═════ Source data ═════

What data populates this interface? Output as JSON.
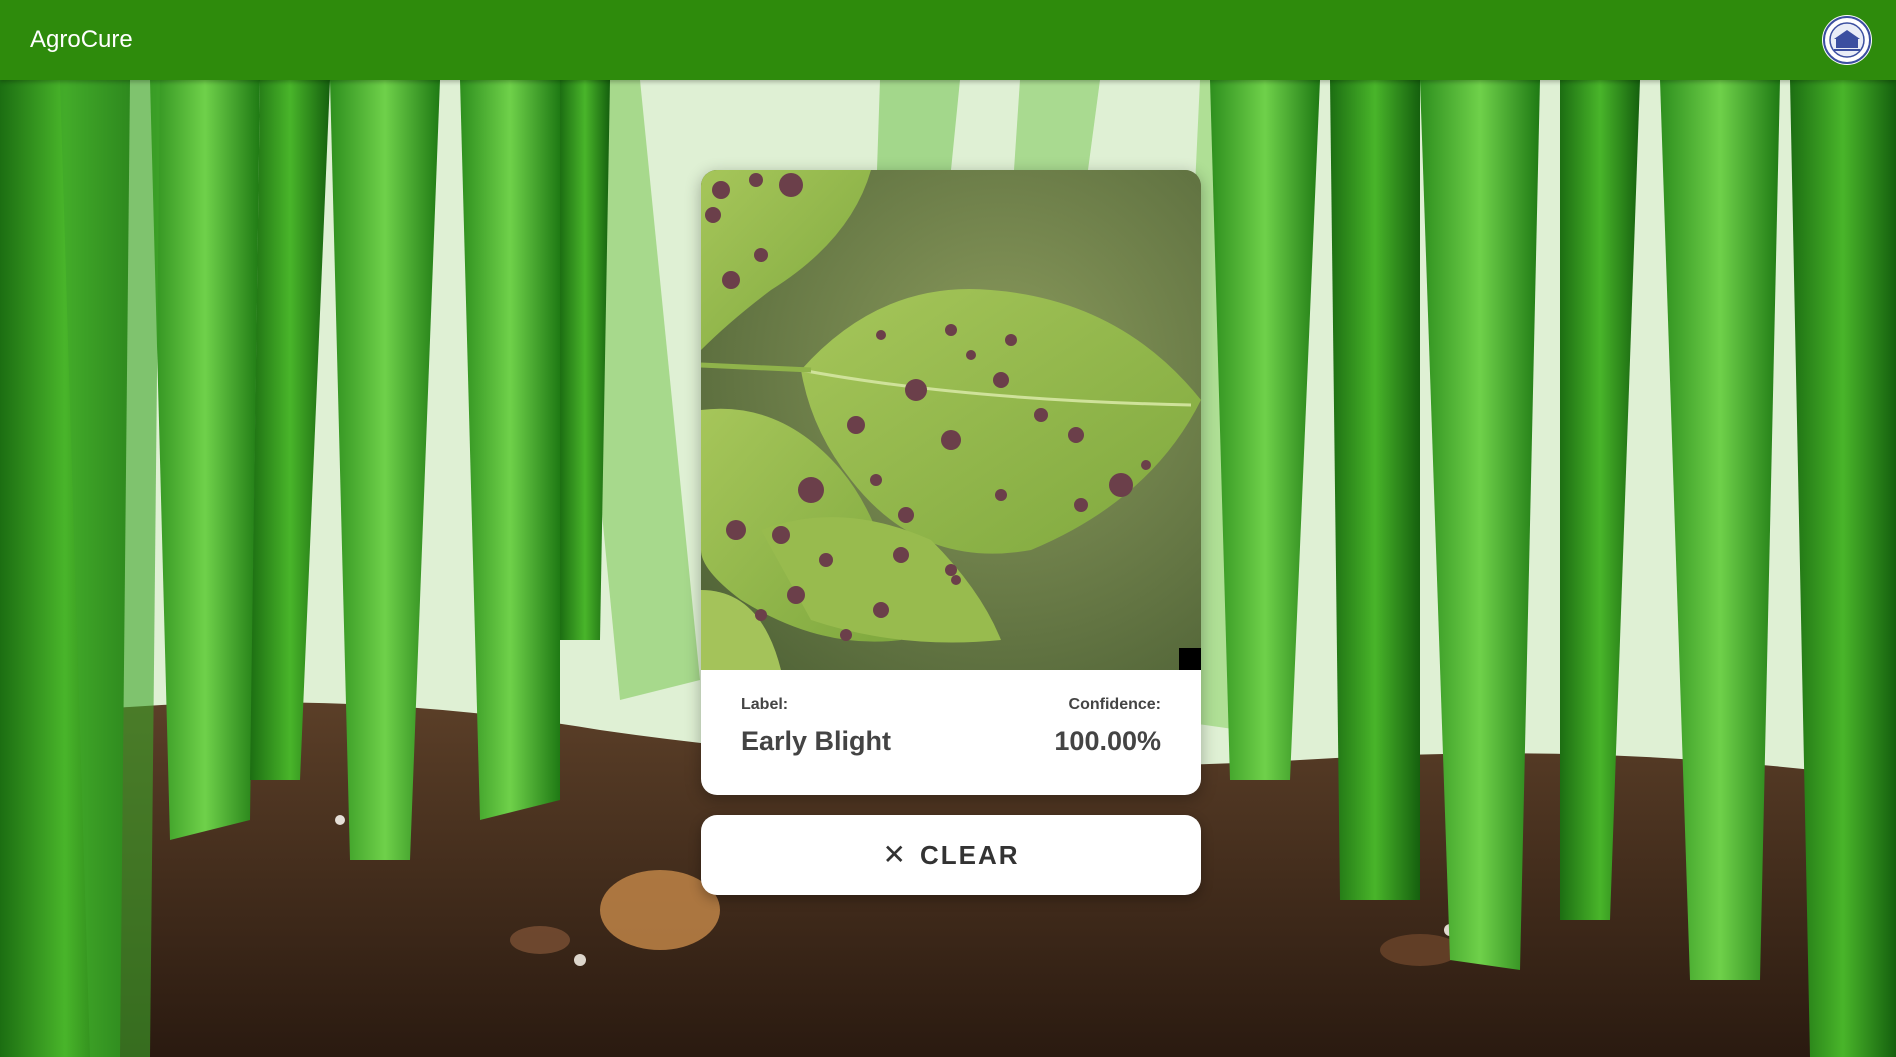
{
  "app": {
    "title": "AgroCure",
    "logo_icon": "university-seal-icon",
    "bar_color": "#2e8b0c"
  },
  "result": {
    "label_caption": "Label:",
    "label_value": "Early Blight",
    "confidence_caption": "Confidence:",
    "confidence_value": "100.00%"
  },
  "actions": {
    "clear_label": "CLEAR",
    "clear_icon": "close-icon",
    "clear_glyph": "✕"
  }
}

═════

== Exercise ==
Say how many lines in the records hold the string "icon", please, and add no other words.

== Finished exercise ==
2